Poker is a card game where players place bets in a round of play. The player with the best hand wins the pot. This game is similar to blackjack, which also involves betting. However, unlike blackjack, poker is a game of skill, and can be extremely rewarding for players who develop their skills over time.
A player who is good at poker is able to read other players’ body language and respond appropriately. This is essential to a successful game, because it allows you to take advantage of opportunities and avoid making costly mistakes.
This skill is also very useful in other situations, such as working in a business or other professional environment where you have to make decisions quickly and without having access to important information. Poker is a great way to practice this skill and build confidence in your abilities.
You can learn to bluff in poker, which is a form of deception that involves betting when you think you have a good hand but are not sure whether your opponent has the same cards. You can bluff by raising your bet, calling your opponents’ raise, or even folding.
Regardless of how you bluff, you must always be careful not to get the other players too invested in your hand. They may start noticing that you are not holding the best hand, and this could lead to a bad situation.
Another skill that is taught in poker is the ability to read other players’ cards. This is especially useful when you are attempting to bluff, because it can give you insight into how your opponent thinks about his hand.
There are several different types of hands you can make in poker, including full houses and flushes. A full house is made up of three matching cards, while a flush is made up of five cards from the same suit.
It is possible to win poker games by relying on short-term luck, and this is why some people call the game “lucky.” This is not a good idea though. You should always be playing for the long term.
A strong poker player will never let their emotions or fears interfere with their decision-making process. This is especially true when it comes to deciding to call or raise an opponent’s bet, or when they need to fold a hand because they don’t have the right cards to beat it.
One of the most common mistakes that new players make when they are starting out is to look for cookie-cutter advice. This is a mistake because each spot at the table has its own unique characteristics and rules, and it’s important to be aware of them before you begin playing.
This also helps you to become more logical and analytical when playing, which is vital in the world of poker.

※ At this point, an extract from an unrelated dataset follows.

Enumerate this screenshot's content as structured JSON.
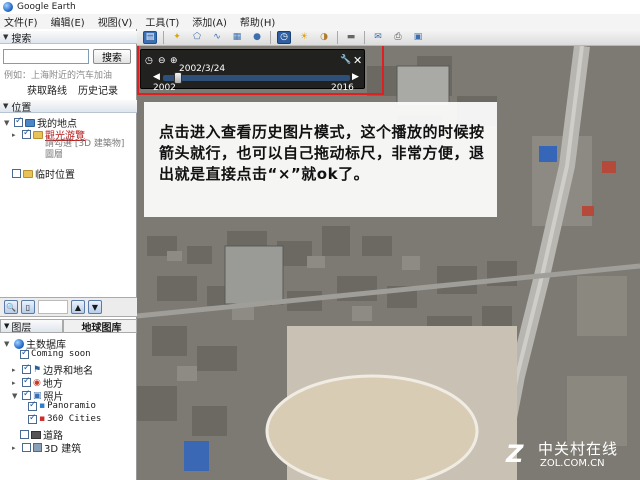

You’ll be able to make better decisions because you’ll have more experience and will be a better judge of what you should do.